▽

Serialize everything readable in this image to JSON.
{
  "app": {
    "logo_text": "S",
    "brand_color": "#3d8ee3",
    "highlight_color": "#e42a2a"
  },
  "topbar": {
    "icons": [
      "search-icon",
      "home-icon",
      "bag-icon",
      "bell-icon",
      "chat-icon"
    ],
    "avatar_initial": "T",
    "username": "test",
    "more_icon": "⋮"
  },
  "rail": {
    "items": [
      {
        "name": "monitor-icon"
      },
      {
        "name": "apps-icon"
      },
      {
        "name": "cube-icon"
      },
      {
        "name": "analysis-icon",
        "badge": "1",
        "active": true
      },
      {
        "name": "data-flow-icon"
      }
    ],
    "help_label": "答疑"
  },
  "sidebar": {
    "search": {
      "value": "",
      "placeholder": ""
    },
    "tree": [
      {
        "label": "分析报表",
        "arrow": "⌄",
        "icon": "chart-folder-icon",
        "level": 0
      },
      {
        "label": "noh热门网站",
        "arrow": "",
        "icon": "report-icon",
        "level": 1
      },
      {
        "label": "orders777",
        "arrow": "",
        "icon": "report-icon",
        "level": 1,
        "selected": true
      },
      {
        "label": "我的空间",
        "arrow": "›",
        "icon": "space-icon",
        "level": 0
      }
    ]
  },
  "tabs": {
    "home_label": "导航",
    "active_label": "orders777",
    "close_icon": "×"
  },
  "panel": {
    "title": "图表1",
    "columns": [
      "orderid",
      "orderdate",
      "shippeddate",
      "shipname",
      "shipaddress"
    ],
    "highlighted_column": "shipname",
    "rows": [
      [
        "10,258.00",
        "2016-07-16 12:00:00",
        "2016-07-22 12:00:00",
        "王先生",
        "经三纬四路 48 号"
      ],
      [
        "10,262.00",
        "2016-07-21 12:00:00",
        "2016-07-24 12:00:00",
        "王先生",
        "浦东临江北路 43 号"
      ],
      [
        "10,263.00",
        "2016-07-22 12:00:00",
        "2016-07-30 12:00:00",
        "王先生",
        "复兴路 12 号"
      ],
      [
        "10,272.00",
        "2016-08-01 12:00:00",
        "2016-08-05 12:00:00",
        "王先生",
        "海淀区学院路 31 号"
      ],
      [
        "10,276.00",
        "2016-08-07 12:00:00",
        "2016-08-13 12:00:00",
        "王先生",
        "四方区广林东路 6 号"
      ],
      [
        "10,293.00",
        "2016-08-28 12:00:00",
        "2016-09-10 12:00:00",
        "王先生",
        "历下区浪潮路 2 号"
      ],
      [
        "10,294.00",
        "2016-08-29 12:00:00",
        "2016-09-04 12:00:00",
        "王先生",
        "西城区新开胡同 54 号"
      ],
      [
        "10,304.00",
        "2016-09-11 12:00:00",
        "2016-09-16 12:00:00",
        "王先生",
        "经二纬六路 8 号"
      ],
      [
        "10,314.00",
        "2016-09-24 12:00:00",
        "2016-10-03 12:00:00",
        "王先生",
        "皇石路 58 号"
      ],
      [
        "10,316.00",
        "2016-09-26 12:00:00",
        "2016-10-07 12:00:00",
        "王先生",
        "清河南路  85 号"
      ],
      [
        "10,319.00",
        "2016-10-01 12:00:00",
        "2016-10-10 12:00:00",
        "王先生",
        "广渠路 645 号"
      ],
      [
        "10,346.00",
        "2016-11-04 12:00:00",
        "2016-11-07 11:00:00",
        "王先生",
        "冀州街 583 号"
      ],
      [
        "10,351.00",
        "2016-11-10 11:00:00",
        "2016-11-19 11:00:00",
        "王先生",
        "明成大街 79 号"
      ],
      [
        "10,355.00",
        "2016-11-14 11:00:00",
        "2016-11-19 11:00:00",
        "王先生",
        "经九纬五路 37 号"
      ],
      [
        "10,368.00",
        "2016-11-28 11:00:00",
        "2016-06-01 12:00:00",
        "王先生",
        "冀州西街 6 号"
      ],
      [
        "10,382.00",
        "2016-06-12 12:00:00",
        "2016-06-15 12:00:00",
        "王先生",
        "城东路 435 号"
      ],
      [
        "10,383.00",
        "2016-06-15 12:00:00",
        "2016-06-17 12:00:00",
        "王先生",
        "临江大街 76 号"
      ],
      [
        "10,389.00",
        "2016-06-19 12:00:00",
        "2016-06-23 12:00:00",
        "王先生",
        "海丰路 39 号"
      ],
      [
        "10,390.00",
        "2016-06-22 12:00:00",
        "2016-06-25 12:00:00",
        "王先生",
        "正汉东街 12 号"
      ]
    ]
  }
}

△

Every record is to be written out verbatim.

• [RESULT OF THE TASK]:
Serialize everything readable in this image to JSON.
{
  "app": {
    "logo_text": "S",
    "brand_color": "#3d8ee3",
    "highlight_color": "#e42a2a"
  },
  "topbar": {
    "icons": [
      "search-icon",
      "home-icon",
      "bag-icon",
      "bell-icon",
      "chat-icon"
    ],
    "avatar_initial": "T",
    "username": "test",
    "more_icon": "⋮"
  },
  "rail": {
    "items": [
      {
        "name": "monitor-icon"
      },
      {
        "name": "apps-icon"
      },
      {
        "name": "cube-icon"
      },
      {
        "name": "analysis-icon",
        "badge": "1",
        "active": true
      },
      {
        "name": "data-flow-icon"
      }
    ],
    "help_label": "答疑"
  },
  "sidebar": {
    "search": {
      "value": "",
      "placeholder": ""
    },
    "tree": [
      {
        "label": "分析报表",
        "arrow": "⌄",
        "icon": "chart-folder-icon",
        "level": 0
      },
      {
        "label": "noh热门网站",
        "arrow": "",
        "icon": "report-icon",
        "level": 1
      },
      {
        "label": "orders777",
        "arrow": "",
        "icon": "report-icon",
        "level": 1,
        "selected": true
      },
      {
        "label": "我的空间",
        "arrow": "›",
        "icon": "space-icon",
        "level": 0
      }
    ]
  },
  "tabs": {
    "home_label": "导航",
    "active_label": "orders777",
    "close_icon": "×"
  },
  "panel": {
    "title": "图表1",
    "columns": [
      "orderid",
      "orderdate",
      "shippeddate",
      "shipname",
      "shipaddress"
    ],
    "highlighted_column": "shipname",
    "rows": [
      [
        "10,258.00",
        "2016-07-16 12:00:00",
        "2016-07-22 12:00:00",
        "王先生",
        "经三纬四路 48 号"
      ],
      [
        "10,262.00",
        "2016-07-21 12:00:00",
        "2016-07-24 12:00:00",
        "王先生",
        "浦东临江北路 43 号"
      ],
      [
        "10,263.00",
        "2016-07-22 12:00:00",
        "2016-07-30 12:00:00",
        "王先生",
        "复兴路 12 号"
      ],
      [
        "10,272.00",
        "2016-08-01 12:00:00",
        "2016-08-05 12:00:00",
        "王先生",
        "海淀区学院路 31 号"
      ],
      [
        "10,276.00",
        "2016-08-07 12:00:00",
        "2016-08-13 12:00:00",
        "王先生",
        "四方区广林东路 6 号"
      ],
      [
        "10,293.00",
        "2016-08-28 12:00:00",
        "2016-09-10 12:00:00",
        "王先生",
        "历下区浪潮路 2 号"
      ],
      [
        "10,294.00",
        "2016-08-29 12:00:00",
        "2016-09-04 12:00:00",
        "王先生",
        "西城区新开胡同 54 号"
      ],
      [
        "10,304.00",
        "2016-09-11 12:00:00",
        "2016-09-16 12:00:00",
        "王先生",
        "经二纬六路 8 号"
      ],
      [
        "10,314.00",
        "2016-09-24 12:00:00",
        "2016-10-03 12:00:00",
        "王先生",
        "皇石路 58 号"
      ],
      [
        "10,316.00",
        "2016-09-26 12:00:00",
        "2016-10-07 12:00:00",
        "王先生",
        "清河南路  85 号"
      ],
      [
        "10,319.00",
        "2016-10-01 12:00:00",
        "2016-10-10 12:00:00",
        "王先生",
        "广渠路 645 号"
      ],
      [
        "10,346.00",
        "2016-11-04 12:00:00",
        "2016-11-07 11:00:00",
        "王先生",
        "冀州街 583 号"
      ],
      [
        "10,351.00",
        "2016-11-10 11:00:00",
        "2016-11-19 11:00:00",
        "王先生",
        "明成大街 79 号"
      ],
      [
        "10,355.00",
        "2016-11-14 11:00:00",
        "2016-11-19 11:00:00",
        "王先生",
        "经九纬五路 37 号"
      ],
      [
        "10,368.00",
        "2016-11-28 11:00:00",
        "2016-06-01 12:00:00",
        "王先生",
        "冀州西街 6 号"
      ],
      [
        "10,382.00",
        "2016-06-12 12:00:00",
        "2016-06-15 12:00:00",
        "王先生",
        "城东路 435 号"
      ],
      [
        "10,383.00",
        "2016-06-15 12:00:00",
        "2016-06-17 12:00:00",
        "王先生",
        "临江大街 76 号"
      ],
      [
        "10,389.00",
        "2016-06-19 12:00:00",
        "2016-06-23 12:00:00",
        "王先生",
        "海丰路 39 号"
      ],
      [
        "10,390.00",
        "2016-06-22 12:00:00",
        "2016-06-25 12:00:00",
        "王先生",
        "正汉东街 12 号"
      ]
    ]
  }
}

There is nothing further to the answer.